[Opening DATA TO USE section]

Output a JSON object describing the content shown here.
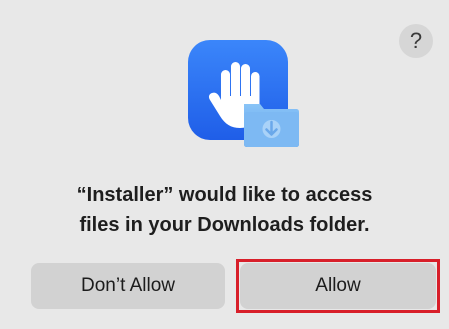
{
  "dialog": {
    "help_label": "?",
    "message_line1": "“Installer” would like to access",
    "message_line2": "files in your Downloads folder.",
    "deny_label": "Don’t Allow",
    "allow_label": "Allow",
    "icons": {
      "app": "privacy-hand-icon",
      "folder": "downloads-folder-icon",
      "help": "question-mark-icon"
    },
    "colors": {
      "background": "#e8e8e8",
      "icon_blue": "#2f6cf0",
      "folder_blue": "#78b5f2",
      "highlight": "#d81f2a"
    }
  }
}
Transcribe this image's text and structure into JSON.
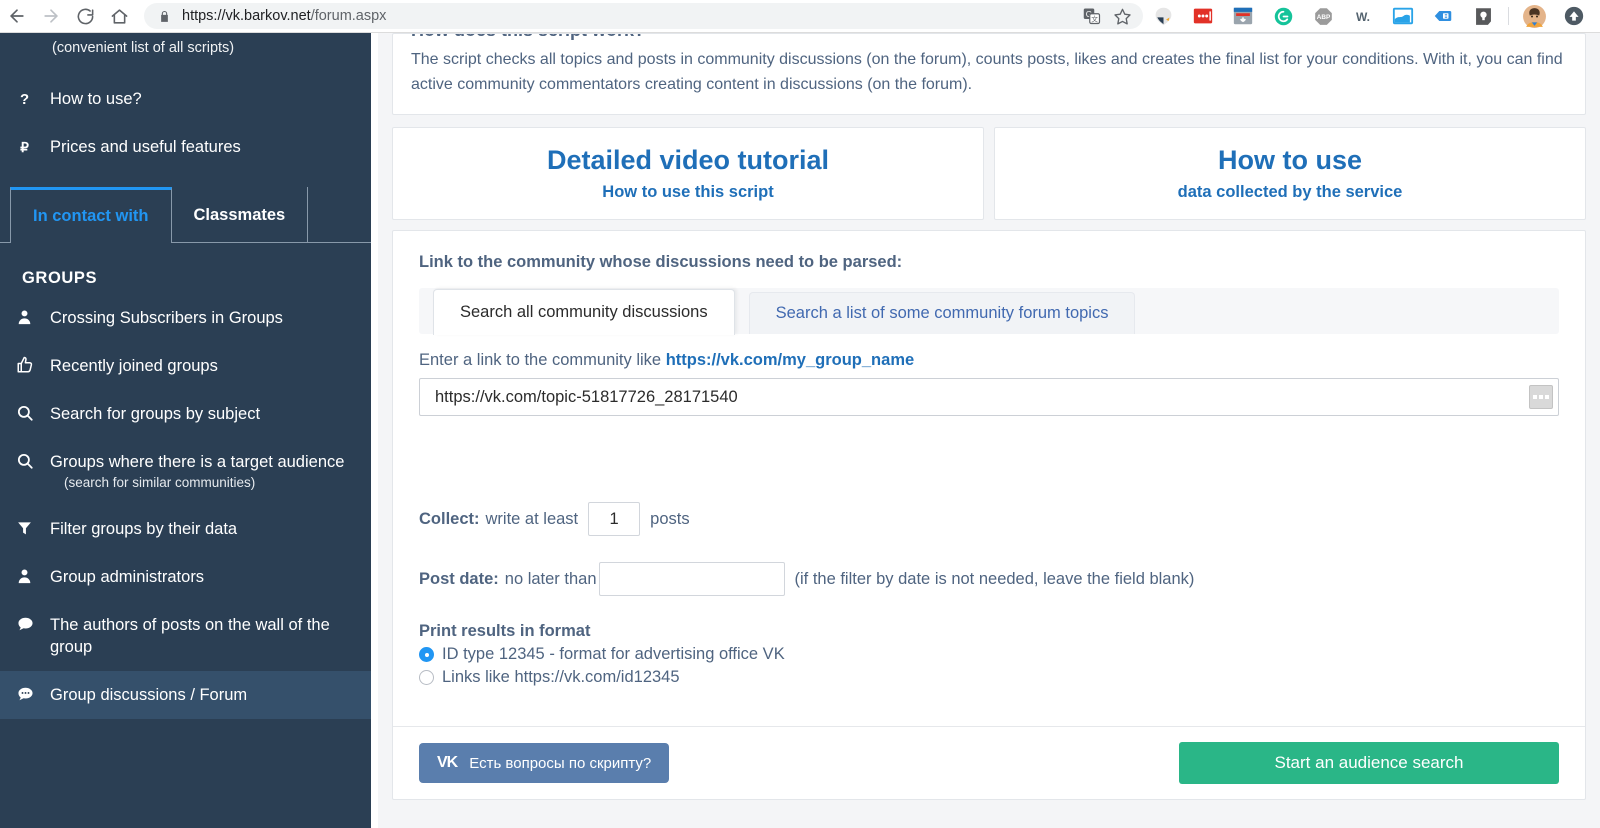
{
  "browser": {
    "back_icon": "back-arrow-icon",
    "forward_icon": "forward-arrow-icon",
    "reload_icon": "reload-icon",
    "home_icon": "home-icon",
    "lock_icon": "lock-icon",
    "url_secure": "https://vk.barkov.net",
    "url_path": "/forum.aspx",
    "translate_icon": "translate-icon",
    "bookmark_icon": "star-icon",
    "extensions": [
      {
        "name": "evernote-extension-icon"
      },
      {
        "name": "red-dots-extension-icon"
      },
      {
        "name": "download-panel-icon"
      },
      {
        "name": "grammarly-icon"
      },
      {
        "name": "adblock-plus-icon"
      },
      {
        "name": "wikibuy-icon"
      },
      {
        "name": "screenshot-tool-icon"
      },
      {
        "name": "tag-extension-icon"
      },
      {
        "name": "lightbulb-extension-icon"
      }
    ],
    "profile_icon": "profile-avatar",
    "update_icon": "update-arrow-icon"
  },
  "sidebar": {
    "top_note": "(convenient list of all scripts)",
    "items_top": [
      {
        "label": "How to use?",
        "icon": "question-mark-icon"
      },
      {
        "label": "Prices and useful features",
        "icon": "ruble-icon"
      }
    ],
    "tabs": [
      {
        "label": "In contact with",
        "active": true
      },
      {
        "label": "Classmates",
        "active": false
      }
    ],
    "groups_heading": "GROUPS",
    "items": [
      {
        "label": "Crossing Subscribers in Groups",
        "icon": "person-icon",
        "sub": "",
        "active": false
      },
      {
        "label": "Recently joined groups",
        "icon": "thumbs-up-icon",
        "sub": "",
        "active": false
      },
      {
        "label": "Search for groups by subject",
        "icon": "search-icon",
        "sub": "",
        "active": false
      },
      {
        "label": "Groups where there is a target audience",
        "icon": "search-icon",
        "sub": "(search for similar communities)",
        "active": false
      },
      {
        "label": "Filter groups by their data",
        "icon": "funnel-icon",
        "sub": "",
        "active": false
      },
      {
        "label": "Group administrators",
        "icon": "person-icon",
        "sub": "",
        "active": false
      },
      {
        "label": "The authors of posts on the wall of the group",
        "icon": "comment-icon",
        "sub": "",
        "active": false
      },
      {
        "label": "Group discussions / Forum",
        "icon": "comment-dots-icon",
        "sub": "",
        "active": true
      }
    ]
  },
  "intro": {
    "title": "How does this script work?",
    "text": "The script checks all topics and posts in community discussions (on the forum), counts posts, likes and creates the final list for your conditions. With it, you can find active community commentators creating content in discussions (on the forum)."
  },
  "banners": [
    {
      "title": "Detailed video tutorial",
      "sub": "How to use this script"
    },
    {
      "title": "How to use",
      "sub": "data collected by the service"
    }
  ],
  "form": {
    "link_label": "Link to the community whose discussions need to be parsed:",
    "mode_tabs": [
      {
        "label": "Search all community discussions",
        "active": true
      },
      {
        "label": "Search a list of some community forum topics",
        "active": false
      }
    ],
    "hint_prefix": "Enter a link to the community like ",
    "hint_link": "https://vk.com/my_group_name",
    "url_value": "https://vk.com/topic-51817726_28171540",
    "url_dots_icon": "ellipsis-button-icon",
    "collect_label": "Collect:",
    "collect_mid": "write at least",
    "collect_value": "1",
    "collect_suffix": "posts",
    "date_label": "Post date:",
    "date_mid": "no later than",
    "date_value": "",
    "date_note": "(if the filter by date is not needed, leave the field blank)",
    "format_title": "Print results in format",
    "format_options": [
      {
        "label": "ID type 12345 - format for advertising office VK",
        "selected": true
      },
      {
        "label": "Links like https://vk.com/id12345",
        "selected": false
      }
    ],
    "vk_button_label": "Есть вопросы по скрипту?",
    "vk_logo": "VK",
    "search_button_label": "Start an audience search"
  },
  "colors": {
    "sidebar_bg": "#2b3f54",
    "sidebar_active_bg": "#35506b",
    "accent_green": "#1fb58a",
    "accent_blue": "#2196f3",
    "link_blue": "#1f6fb8",
    "text_slate": "#4f6480",
    "vk_button": "#5a7ead",
    "search_button": "#2ab687"
  }
}
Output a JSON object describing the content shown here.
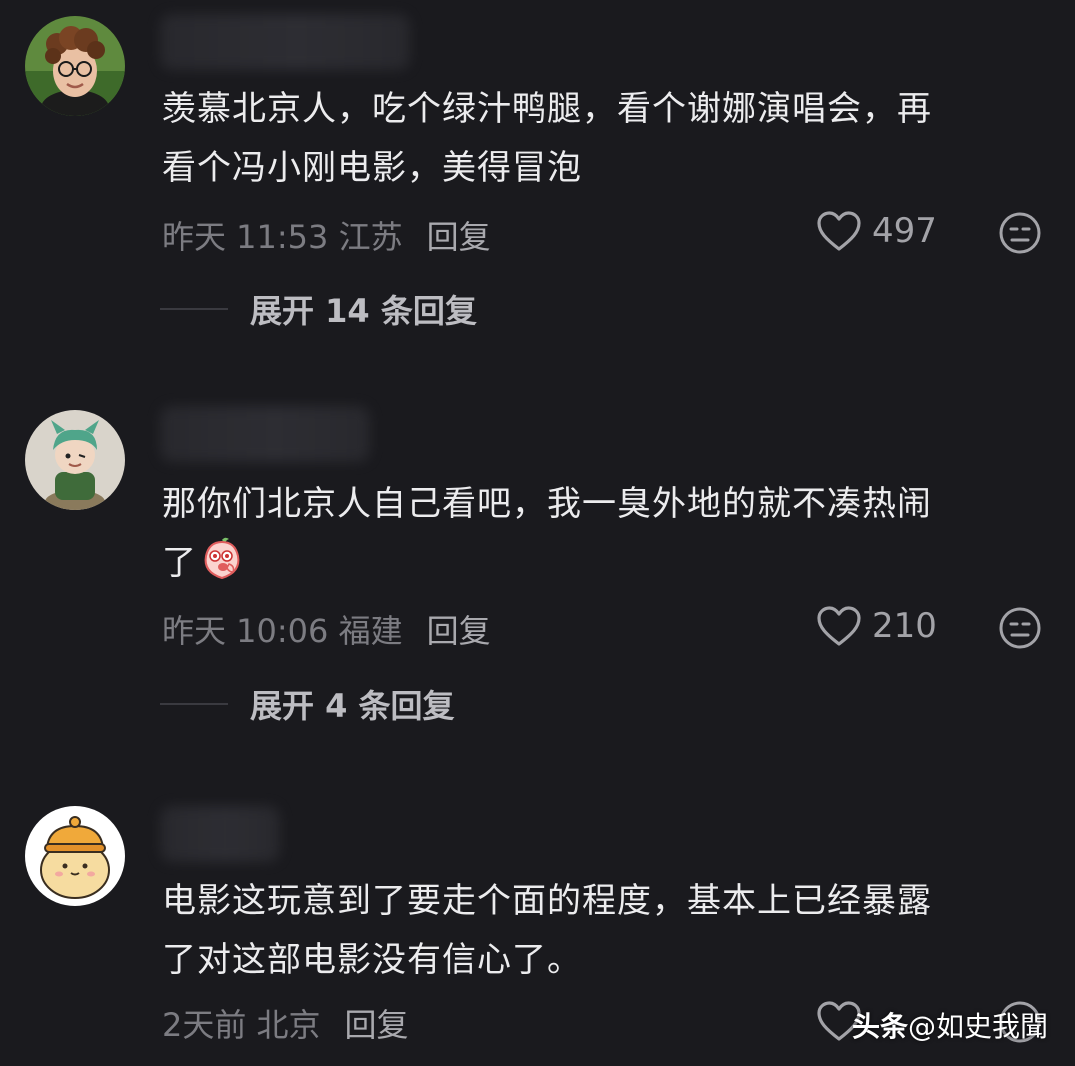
{
  "colors": {
    "background": "#1a1a1e",
    "text_primary": "#ececee",
    "text_meta": "#7c7c82",
    "icon": "#a3a3a8"
  },
  "comments": [
    {
      "text_line1": "羡慕北京人，吃个绿汁鸭腿，看个谢娜演唱会，再",
      "text_line2": "看个冯小刚电影，美得冒泡",
      "time": "昨天 11:53 江苏",
      "reply_label": "回复",
      "likes": "497",
      "expand_label": "展开 14 条回复",
      "avatar_icon": "avatar-curly-hair-man"
    },
    {
      "text_line1": "那你们北京人自己看吧，我一臭外地的就不凑热闹",
      "text_line2": "了",
      "emoji": "shy-peach-emoji",
      "time": "昨天 10:06 福建",
      "reply_label": "回复",
      "likes": "210",
      "expand_label": "展开 4 条回复",
      "avatar_icon": "avatar-green-hair-figurine"
    },
    {
      "text_line1": "电影这玩意到了要走个面的程度，基本上已经暴露",
      "text_line2": "了对这部电影没有信心了。",
      "time": "2天前 北京",
      "reply_label": "回复",
      "avatar_icon": "avatar-cartoon-bear"
    }
  ],
  "watermark": {
    "brand": "头条",
    "handle": "@如史我聞"
  }
}
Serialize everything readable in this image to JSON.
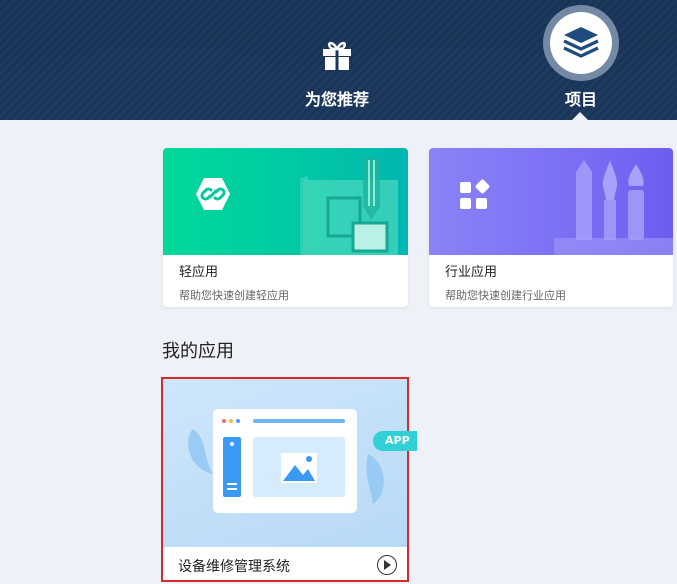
{
  "nav": {
    "recommend": {
      "label": "为您推荐",
      "icon": "gift-icon"
    },
    "project": {
      "label": "项目",
      "icon": "layers-icon",
      "active": true
    }
  },
  "cards": [
    {
      "title": "轻应用",
      "desc": "帮助您快速创建轻应用",
      "icon": "link-icon",
      "color": "#00d99a"
    },
    {
      "title": "行业应用",
      "desc": "帮助您快速创建行业应用",
      "icon": "apps-grid-icon",
      "color": "#7a6ff4"
    }
  ],
  "my_apps": {
    "section_title": "我的应用",
    "items": [
      {
        "name": "设备维修管理系统",
        "badge": "APP",
        "icon": "play-icon"
      }
    ]
  },
  "colors": {
    "header": "#1a3558",
    "page_bg": "#eef1f7",
    "selected_border": "#d62b2b",
    "badge": "#2fd1d6"
  }
}
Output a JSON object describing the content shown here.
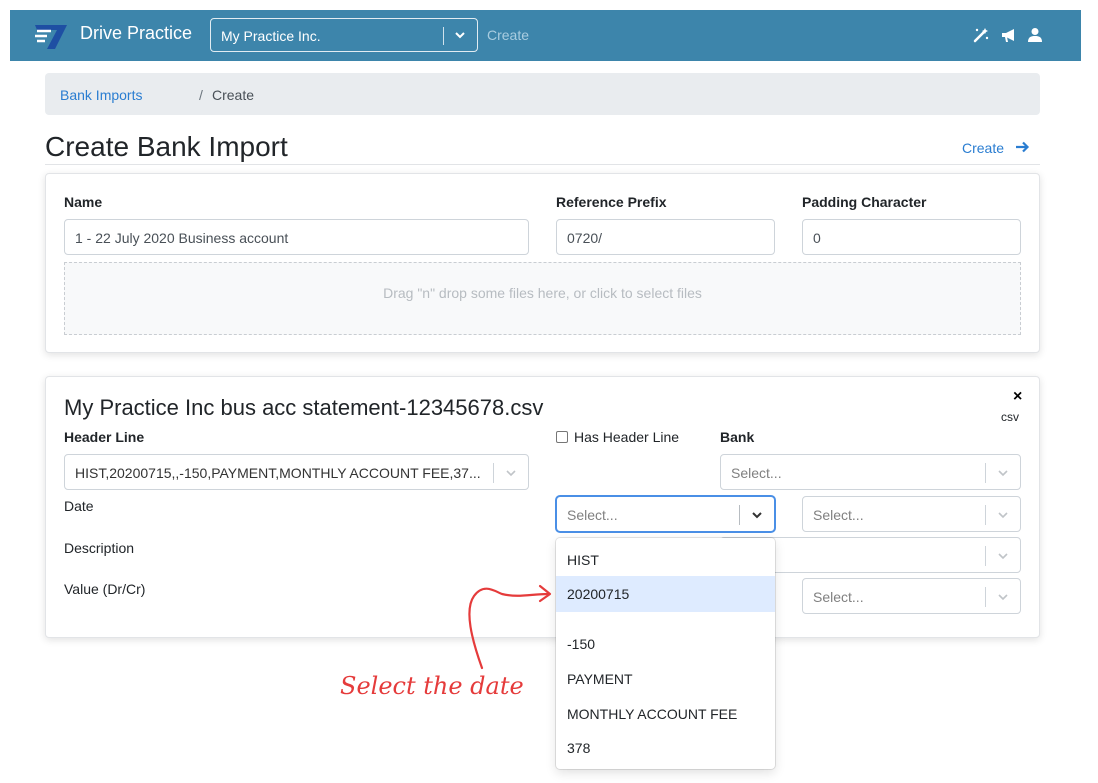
{
  "navbar": {
    "brand": "Drive Practice",
    "company_select": "My Practice Inc.",
    "create_label": "Create",
    "icons": [
      "magic-wand-icon",
      "megaphone-icon",
      "user-icon"
    ]
  },
  "breadcrumb": {
    "link": "Bank Imports",
    "separator": "/",
    "current": "Create"
  },
  "page": {
    "title": "Create Bank Import",
    "create_link": "Create"
  },
  "import_form": {
    "name_label": "Name",
    "name_value": "1 - 22 July 2020 Business account",
    "reference_prefix_label": "Reference Prefix",
    "reference_prefix_value": "0720/",
    "padding_label": "Padding Character",
    "padding_value": "0",
    "dropzone_text": "Drag \"n\" drop some files here, or click to select files"
  },
  "file_card": {
    "file_name": "My Practice Inc bus acc statement-12345678.csv",
    "close": "×",
    "file_type": "csv",
    "header_line_label": "Header Line",
    "header_line_value": "HIST,20200715,,-150,PAYMENT,MONTHLY ACCOUNT FEE,37...",
    "has_header_label": "Has Header Line",
    "bank_label": "Bank",
    "bank_placeholder": "Select...",
    "date_label": "Date",
    "date_placeholder": "Select...",
    "date_format_placeholder": "Select...",
    "description_label": "Description",
    "value_label": "Value (Dr/Cr)",
    "value_format_placeholder": "Select..."
  },
  "dropdown_options": [
    "HIST",
    "20200715",
    "",
    "-150",
    "PAYMENT",
    "MONTHLY ACCOUNT FEE",
    "378"
  ],
  "highlighted_option": "20200715",
  "annotation": {
    "text": "Select the date",
    "color": "#e53b3b"
  },
  "colors": {
    "navbar": "#3d85ab",
    "link": "#2a7dd1",
    "focus": "#4a8fe6",
    "option_highlight": "#deebff"
  }
}
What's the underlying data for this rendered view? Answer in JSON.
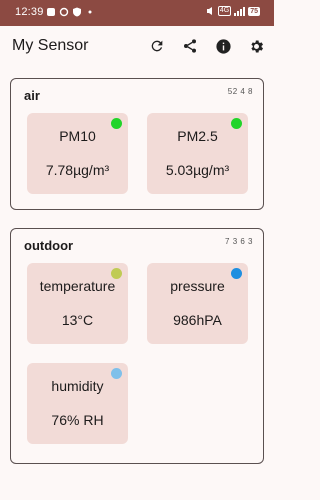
{
  "status_bar": {
    "time": "12:39",
    "network_badge": "4G",
    "battery": "75"
  },
  "app_bar": {
    "title": "My Sensor",
    "actions": [
      {
        "icon": "refresh-icon"
      },
      {
        "icon": "share-icon"
      },
      {
        "icon": "info-icon"
      },
      {
        "icon": "settings-icon"
      }
    ]
  },
  "groups": [
    {
      "name": "air",
      "stamp": "52 4 8",
      "cards": [
        {
          "label": "PM10",
          "value": "7.78µg/m³",
          "indicator_color": "#22d42a"
        },
        {
          "label": "PM2.5",
          "value": "5.03µg/m³",
          "indicator_color": "#22d42a"
        }
      ]
    },
    {
      "name": "outdoor",
      "stamp": "7 3 6 3",
      "cards": [
        {
          "label": "temperature",
          "value": "13°C",
          "indicator_color": "#c0cb55"
        },
        {
          "label": "pressure",
          "value": "986hPA",
          "indicator_color": "#1f8fe0"
        },
        {
          "label": "humidity",
          "value": "76% RH",
          "indicator_color": "#7fc0ea"
        }
      ]
    }
  ]
}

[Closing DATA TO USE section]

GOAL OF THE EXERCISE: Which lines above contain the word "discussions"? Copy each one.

WRITTEN ANSWER:
        "label": "Group discussions / Forum",
    "text": "The script checks all topics and posts in community discussions (on the forum), counts posts, likes and creates the final list for your conditions. With it, you can find active community commentators creating content in discussions (on the forum)."
    "link_label": "Link to the community whose discussions need to be parsed:",
        "label": "Search all community discussions",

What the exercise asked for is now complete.